Dataset items
_____

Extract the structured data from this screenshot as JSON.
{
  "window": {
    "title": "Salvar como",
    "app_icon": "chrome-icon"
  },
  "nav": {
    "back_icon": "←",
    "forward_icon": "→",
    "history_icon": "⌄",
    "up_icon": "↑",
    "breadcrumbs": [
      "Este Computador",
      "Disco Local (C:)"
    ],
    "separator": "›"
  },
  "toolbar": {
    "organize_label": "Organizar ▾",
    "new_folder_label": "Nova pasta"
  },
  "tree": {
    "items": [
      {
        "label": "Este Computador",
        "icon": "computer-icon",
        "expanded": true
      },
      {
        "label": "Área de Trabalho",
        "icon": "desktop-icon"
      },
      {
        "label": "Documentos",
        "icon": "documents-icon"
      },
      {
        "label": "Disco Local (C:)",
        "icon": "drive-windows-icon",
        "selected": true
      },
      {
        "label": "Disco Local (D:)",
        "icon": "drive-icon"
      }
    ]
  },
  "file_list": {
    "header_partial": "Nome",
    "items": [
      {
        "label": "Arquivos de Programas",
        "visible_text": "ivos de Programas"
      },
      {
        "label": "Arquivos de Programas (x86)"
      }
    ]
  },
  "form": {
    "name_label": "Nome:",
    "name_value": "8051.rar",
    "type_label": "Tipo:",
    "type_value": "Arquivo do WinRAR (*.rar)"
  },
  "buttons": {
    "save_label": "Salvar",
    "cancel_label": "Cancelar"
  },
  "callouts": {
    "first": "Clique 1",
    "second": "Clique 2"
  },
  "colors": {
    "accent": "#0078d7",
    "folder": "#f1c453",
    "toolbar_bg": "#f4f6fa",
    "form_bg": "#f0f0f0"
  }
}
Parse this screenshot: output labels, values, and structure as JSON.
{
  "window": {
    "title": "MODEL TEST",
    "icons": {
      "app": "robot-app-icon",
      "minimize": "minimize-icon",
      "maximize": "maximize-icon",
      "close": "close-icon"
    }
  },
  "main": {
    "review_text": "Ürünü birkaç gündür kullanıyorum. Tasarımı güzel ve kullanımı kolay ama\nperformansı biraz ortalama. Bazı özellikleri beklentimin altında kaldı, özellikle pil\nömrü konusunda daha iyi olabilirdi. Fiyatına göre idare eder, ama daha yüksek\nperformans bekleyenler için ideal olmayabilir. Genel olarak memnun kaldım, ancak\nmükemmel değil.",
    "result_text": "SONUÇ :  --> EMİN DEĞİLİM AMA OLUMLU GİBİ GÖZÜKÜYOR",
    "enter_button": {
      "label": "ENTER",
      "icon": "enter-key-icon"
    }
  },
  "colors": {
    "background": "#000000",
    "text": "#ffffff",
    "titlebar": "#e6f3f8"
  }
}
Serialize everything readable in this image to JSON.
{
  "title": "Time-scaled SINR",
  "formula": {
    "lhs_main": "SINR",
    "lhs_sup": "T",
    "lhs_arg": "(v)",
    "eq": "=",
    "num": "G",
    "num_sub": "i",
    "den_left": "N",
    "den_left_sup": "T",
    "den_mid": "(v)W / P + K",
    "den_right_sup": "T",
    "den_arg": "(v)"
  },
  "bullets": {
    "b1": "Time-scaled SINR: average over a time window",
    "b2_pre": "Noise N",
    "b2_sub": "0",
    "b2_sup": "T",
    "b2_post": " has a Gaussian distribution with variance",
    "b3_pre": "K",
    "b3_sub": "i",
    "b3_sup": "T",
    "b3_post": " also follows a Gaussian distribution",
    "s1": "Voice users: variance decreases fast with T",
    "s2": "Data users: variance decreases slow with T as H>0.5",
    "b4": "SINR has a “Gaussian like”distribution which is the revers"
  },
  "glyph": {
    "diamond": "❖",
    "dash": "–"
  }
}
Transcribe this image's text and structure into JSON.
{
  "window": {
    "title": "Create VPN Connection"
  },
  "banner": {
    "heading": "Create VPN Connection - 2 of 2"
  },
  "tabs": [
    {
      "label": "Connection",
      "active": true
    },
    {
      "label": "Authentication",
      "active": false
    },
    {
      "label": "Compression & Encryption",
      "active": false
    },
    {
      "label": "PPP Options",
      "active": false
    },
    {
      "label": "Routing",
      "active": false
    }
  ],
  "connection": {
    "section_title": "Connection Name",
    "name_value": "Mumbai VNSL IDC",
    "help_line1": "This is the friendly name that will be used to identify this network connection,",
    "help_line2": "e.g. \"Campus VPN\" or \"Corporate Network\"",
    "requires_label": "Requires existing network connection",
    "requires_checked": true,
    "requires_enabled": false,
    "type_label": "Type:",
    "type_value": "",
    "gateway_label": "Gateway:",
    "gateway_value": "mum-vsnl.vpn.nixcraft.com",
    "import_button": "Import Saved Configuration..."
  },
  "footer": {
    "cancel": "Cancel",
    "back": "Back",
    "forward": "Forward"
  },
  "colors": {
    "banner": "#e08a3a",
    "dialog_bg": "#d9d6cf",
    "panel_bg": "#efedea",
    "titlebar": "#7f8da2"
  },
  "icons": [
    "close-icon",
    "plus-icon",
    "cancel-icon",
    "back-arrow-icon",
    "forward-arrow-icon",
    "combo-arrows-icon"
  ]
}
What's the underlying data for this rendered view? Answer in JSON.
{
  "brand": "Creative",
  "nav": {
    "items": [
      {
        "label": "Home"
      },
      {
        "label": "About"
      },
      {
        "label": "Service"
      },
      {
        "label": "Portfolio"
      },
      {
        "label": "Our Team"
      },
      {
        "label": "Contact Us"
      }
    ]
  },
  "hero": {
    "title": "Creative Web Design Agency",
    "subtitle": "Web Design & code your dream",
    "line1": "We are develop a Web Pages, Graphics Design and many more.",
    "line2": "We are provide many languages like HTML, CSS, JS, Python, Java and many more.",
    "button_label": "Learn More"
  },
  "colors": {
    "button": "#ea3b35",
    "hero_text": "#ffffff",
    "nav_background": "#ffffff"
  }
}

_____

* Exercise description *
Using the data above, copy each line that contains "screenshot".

* Result of the task *
Extract the structured data from this screenshot as JSON.
Parse this screenshot: output labels, values, and structure as JSON.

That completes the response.